### HOW TO COMPLETE THIS TASK
What is the count of lines in the records that include "feature"? Reply with that number alone.

Interface dataset entries:
'''
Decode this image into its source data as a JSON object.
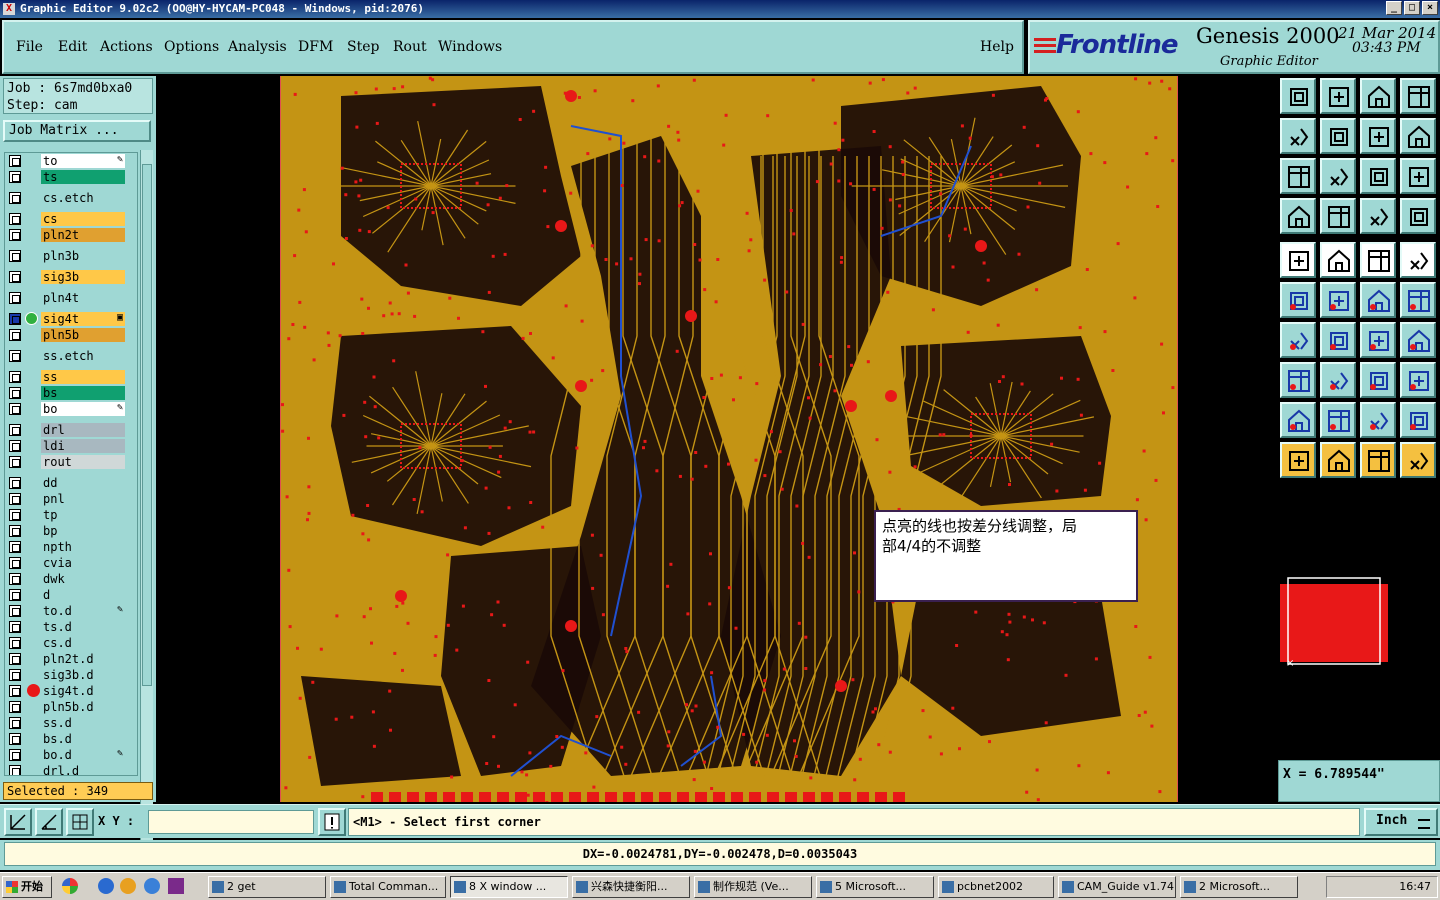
{
  "window": {
    "title": "Graphic Editor 9.02c2 (OO@HY-HYCAM-PC048 - Windows, pid:2076)",
    "buttons": [
      "_",
      "□",
      "×"
    ]
  },
  "menu": {
    "items": [
      "File",
      "Edit",
      "Actions",
      "Options",
      "Analysis",
      "DFM",
      "Step",
      "Rout",
      "Windows"
    ],
    "help": "Help"
  },
  "brand": {
    "logo": "Frontline",
    "product": "Genesis 2000",
    "subtitle": "Graphic Editor",
    "date": "21 Mar 2014",
    "time": "03:43 PM"
  },
  "job": {
    "job_line": "Job  : 6s7md0bxa0",
    "step_line": "Step: cam",
    "matrix_button": "Job Matrix ..."
  },
  "layers": [
    {
      "name": "to",
      "color": "#ffffff",
      "mark": "✎"
    },
    {
      "name": "ts",
      "color": "#10a070",
      "mark": ""
    },
    {
      "name": "cs.etch",
      "color": "#9fd8d4",
      "mark": ""
    },
    {
      "name": "cs",
      "color": "#ffc848",
      "mark": ""
    },
    {
      "name": "pln2t",
      "color": "#e0a030",
      "mark": ""
    },
    {
      "name": "pln3b",
      "color": "#9fd8d4",
      "mark": ""
    },
    {
      "name": "sig3b",
      "color": "#ffc848",
      "mark": ""
    },
    {
      "name": "pln4t",
      "color": "#9fd8d4",
      "mark": ""
    },
    {
      "name": "sig4t",
      "color": "#ffc848",
      "mark": "▣",
      "active": true
    },
    {
      "name": "pln5b",
      "color": "#e0a030",
      "mark": ""
    },
    {
      "name": "ss.etch",
      "color": "#9fd8d4",
      "mark": ""
    },
    {
      "name": "ss",
      "color": "#ffc848",
      "mark": ""
    },
    {
      "name": "bs",
      "color": "#10a070",
      "mark": ""
    },
    {
      "name": "bo",
      "color": "#ffffff",
      "mark": "✎"
    },
    {
      "name": "drl",
      "color": "#a8b8c0",
      "mark": ""
    },
    {
      "name": "ldi",
      "color": "#a8b8c0",
      "mark": ""
    },
    {
      "name": "rout",
      "color": "#d0d8d8",
      "mark": ""
    },
    {
      "name": "dd",
      "color": "#9fd8d4",
      "mark": ""
    },
    {
      "name": "pnl",
      "color": "#9fd8d4",
      "mark": ""
    },
    {
      "name": "tp",
      "color": "#9fd8d4",
      "mark": ""
    },
    {
      "name": "bp",
      "color": "#9fd8d4",
      "mark": ""
    },
    {
      "name": "npth",
      "color": "#9fd8d4",
      "mark": ""
    },
    {
      "name": "cvia",
      "color": "#9fd8d4",
      "mark": ""
    },
    {
      "name": "dwk",
      "color": "#9fd8d4",
      "mark": ""
    },
    {
      "name": "d",
      "color": "#9fd8d4",
      "mark": ""
    },
    {
      "name": "to.d",
      "color": "#9fd8d4",
      "mark": "✎"
    },
    {
      "name": "ts.d",
      "color": "#9fd8d4",
      "mark": ""
    },
    {
      "name": "cs.d",
      "color": "#9fd8d4",
      "mark": ""
    },
    {
      "name": "pln2t.d",
      "color": "#9fd8d4",
      "mark": ""
    },
    {
      "name": "sig3b.d",
      "color": "#9fd8d4",
      "mark": ""
    },
    {
      "name": "sig4t.d",
      "color": "#9fd8d4",
      "mark": "",
      "dot": true
    },
    {
      "name": "pln5b.d",
      "color": "#9fd8d4",
      "mark": ""
    },
    {
      "name": "ss.d",
      "color": "#9fd8d4",
      "mark": ""
    },
    {
      "name": "bs.d",
      "color": "#9fd8d4",
      "mark": ""
    },
    {
      "name": "bo.d",
      "color": "#9fd8d4",
      "mark": "✎"
    },
    {
      "name": "drl.d",
      "color": "#9fd8d4",
      "mark": ""
    }
  ],
  "selected": "Selected : 349",
  "callout": {
    "line1": "点亮的线也按差分线调整，局",
    "line2": "部4/4的不调整"
  },
  "toolbar_icons": [
    "zoom-home-icon",
    "zoom-back-icon",
    "home-icon",
    "window-icon",
    "pan-left-icon",
    "pan-right-icon",
    "swap-icon",
    "snap-icon",
    "fit-icon",
    "center-icon",
    "ratio-icon",
    "help-icon",
    "ruler-icon",
    "grid-icon",
    "layer-feature-icon",
    "layer-feature-alt-icon",
    "pad-icon",
    "line-icon",
    "measure-icon",
    "circle-icon",
    "net-icon",
    "cross-icon",
    "connect-icon",
    "snap-point-icon",
    "angle-icon",
    "slant-icon",
    "arc-icon",
    "mirror-icon",
    "edit-node-icon",
    "bar-icon",
    "dimension-icon",
    "attrib-icon",
    "triangle-icon",
    "triangle-alt-icon",
    "arch-icon",
    "arch-alt-icon",
    "pointer-icon",
    "select-icon",
    "select-region-icon",
    "select-net-icon"
  ],
  "accent": {
    "board": "#c49414",
    "copper_dark": "#1a0a06",
    "pad": "#e81818",
    "trace_highlight": "#2050d0"
  },
  "x_readout": "X = 6.789544\"",
  "command": {
    "xy_label": "X Y :",
    "xy_value": "",
    "prompt": "<M1> - Select first corner",
    "units": "Inch"
  },
  "measure": "DX=-0.0024781,DY=-0.002478,D=0.0035043",
  "taskbar": {
    "start": "开始",
    "tasks": [
      {
        "label": "2 get",
        "active": false
      },
      {
        "label": "Total Comman...",
        "active": false
      },
      {
        "label": "8 X window ...",
        "active": true
      },
      {
        "label": "兴森快捷衡阳...",
        "active": false
      },
      {
        "label": "制作规范 (Ve...",
        "active": false
      },
      {
        "label": "5 Microsoft...",
        "active": false
      },
      {
        "label": "pcbnet2002",
        "active": false
      },
      {
        "label": "CAM_Guide v1.74",
        "active": false
      },
      {
        "label": "2 Microsoft...",
        "active": false
      }
    ],
    "clock": "16:47"
  }
}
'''
### EXERCISE RESULT
2